As most of you know, I have a daughter named Emma. Now that she has allegedly reached the age of reason, I like to tell her little stories about my life that have a moral to them. Parables, if you will. That way she can comb the story for meaning, apply it to her life and, perhaps, become a better person for it.
Yesterday, I decided to tell her the story about how I learned to swim. I sat Emma down, put on my serious face and said, “When I was seven-years-old my stepfather thought it was time I learned how to swim. He put me in his boat and drove it out to the middle of the lake. He tossed me overboard and motored back to shore. I bobbed up and down several times, but right before I sank to the bottom I began to dogpaddle. I stuck my nose above the water and dogpaddled all the way back to shore. That’s how he taught me to swim.”
Emma raised one eyebrow and said, “Mom… he wasn’t trying to teach you to swim.”
She may be right.
So much makes sense now. Is that why I never had to wear a seatbelt in the car? Is that why he made me ride in the bed of the truck with the dog? Is that why I was told to drink out of the rubber hose when outside playing? I never owned a bike helmet or elbow pads—those were for sissies.
Remember Romper Stompers?
We couldn’t afford the real thing so my stepfather made me some out of old Folger’s cans and twine. I still have the scars on my shins.
How about Popper Knockers?
We couldn’t afford those either. He tied a string around two rocks and told me to go outside and play.
He got my first bicycle at the dump. It didn’t have a seat—just a rusty bar sticking up where the seat should be. He told me, “It rides good. Just don’t sit down.”
Yep, he was definitely trying to kill me.
I shook off the memories and finished my parable for Emma. “The moral of this story is: sometimes it’s sink or swim and that’s how you learn.”
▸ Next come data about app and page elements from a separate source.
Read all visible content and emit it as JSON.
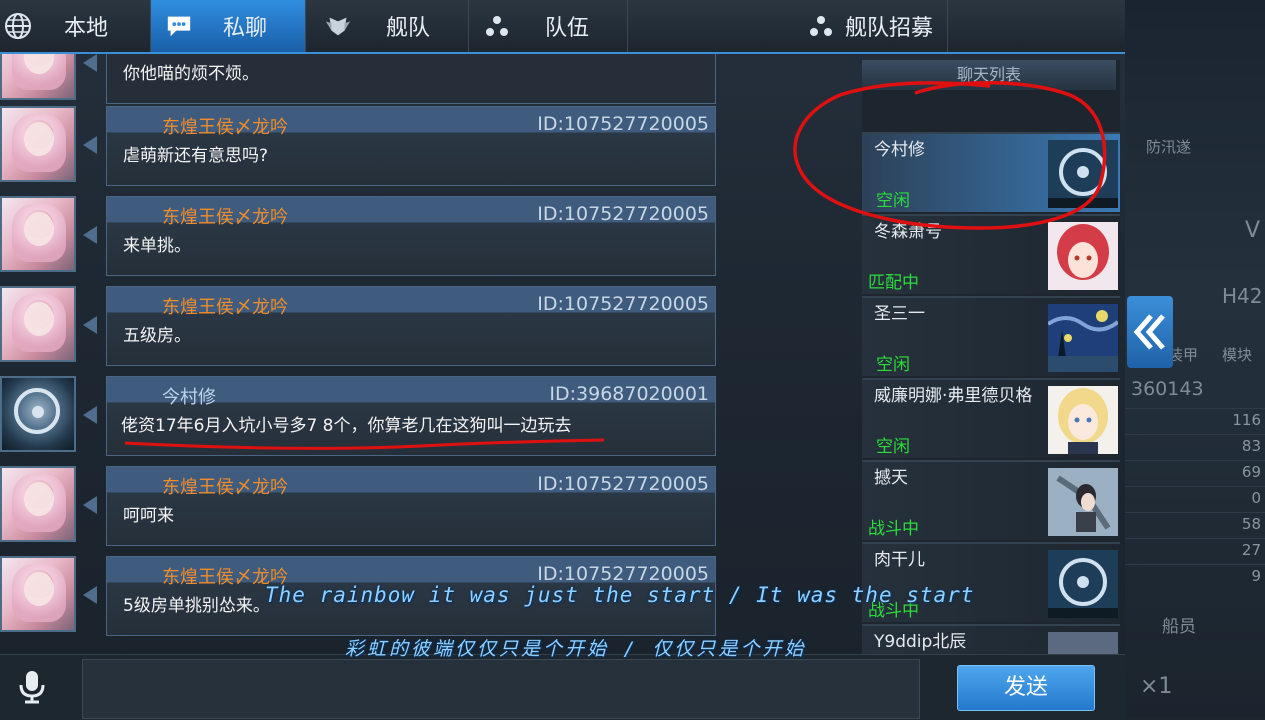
{
  "tabs": [
    {
      "label": "本地",
      "icon": "globe-icon"
    },
    {
      "label": "私聊",
      "icon": "chat-bubble-icon"
    },
    {
      "label": "舰队",
      "icon": "fleet-emblem-icon"
    },
    {
      "label": "队伍",
      "icon": "team-dots-icon"
    },
    {
      "label": "舰队招募",
      "icon": "recruit-dots-icon"
    }
  ],
  "messages": [
    {
      "name": "",
      "id": "",
      "text": "你他喵的烦不烦。",
      "avatar": "anime-girl-avatar"
    },
    {
      "name": "东煌王侯〆龙吟",
      "id": "ID:107527720005",
      "text": "虐萌新还有意思吗?",
      "avatar": "anime-girl-avatar"
    },
    {
      "name": "东煌王侯〆龙吟",
      "id": "ID:107527720005",
      "text": "来单挑。",
      "avatar": "anime-girl-avatar"
    },
    {
      "name": "东煌王侯〆龙吟",
      "id": "ID:107527720005",
      "text": "五级房。",
      "avatar": "anime-girl-avatar"
    },
    {
      "name": "今村修",
      "id": "ID:39687020001",
      "text": "佬资17年6月入坑小号多7 8个，你算老几在这狗叫一边玩去",
      "avatar": "ship-wheel-avatar"
    },
    {
      "name": "东煌王侯〆龙吟",
      "id": "ID:107527720005",
      "text": "呵呵来",
      "avatar": "anime-girl-avatar"
    },
    {
      "name": "东煌王侯〆龙吟",
      "id": "ID:107527720005",
      "text": "5级房单挑别怂来。",
      "avatar": "anime-girl-avatar"
    }
  ],
  "chat_list": {
    "title": "聊天列表",
    "items": [
      {
        "name": "今村修",
        "status": "空闲"
      },
      {
        "name": "冬森萧号",
        "status": "匹配中"
      },
      {
        "name": "圣三一",
        "status": "空闲"
      },
      {
        "name": "威廉明娜·弗里德贝格",
        "status": "空闲"
      },
      {
        "name": "撼天",
        "status": "战斗中"
      },
      {
        "name": "肉干儿",
        "status": "战斗中"
      },
      {
        "name": "Y9ddip北辰",
        "status": ""
      }
    ]
  },
  "right_panel": {
    "labels": [
      "防汛遂",
      "V",
      "H42",
      "装甲",
      "模块",
      "360143",
      "船员",
      "×1"
    ],
    "numbers": [
      "116",
      "83",
      "69",
      "0",
      "58",
      "27",
      "9"
    ]
  },
  "send_label": "发送",
  "subtitles": {
    "line1": "The rainbow it was just the start / It was the start",
    "line2": "彩虹的彼端仅仅只是个开始 / 仅仅只是个开始"
  },
  "colors": {
    "accent": "#2f8ee0",
    "name_orange": "#f08d2a",
    "status_green": "#2bdc3a",
    "annotation_red": "#e01010"
  }
}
At least I think that’s the moral. Now I’m not so sure.
Making the world a happier place, one book at a time!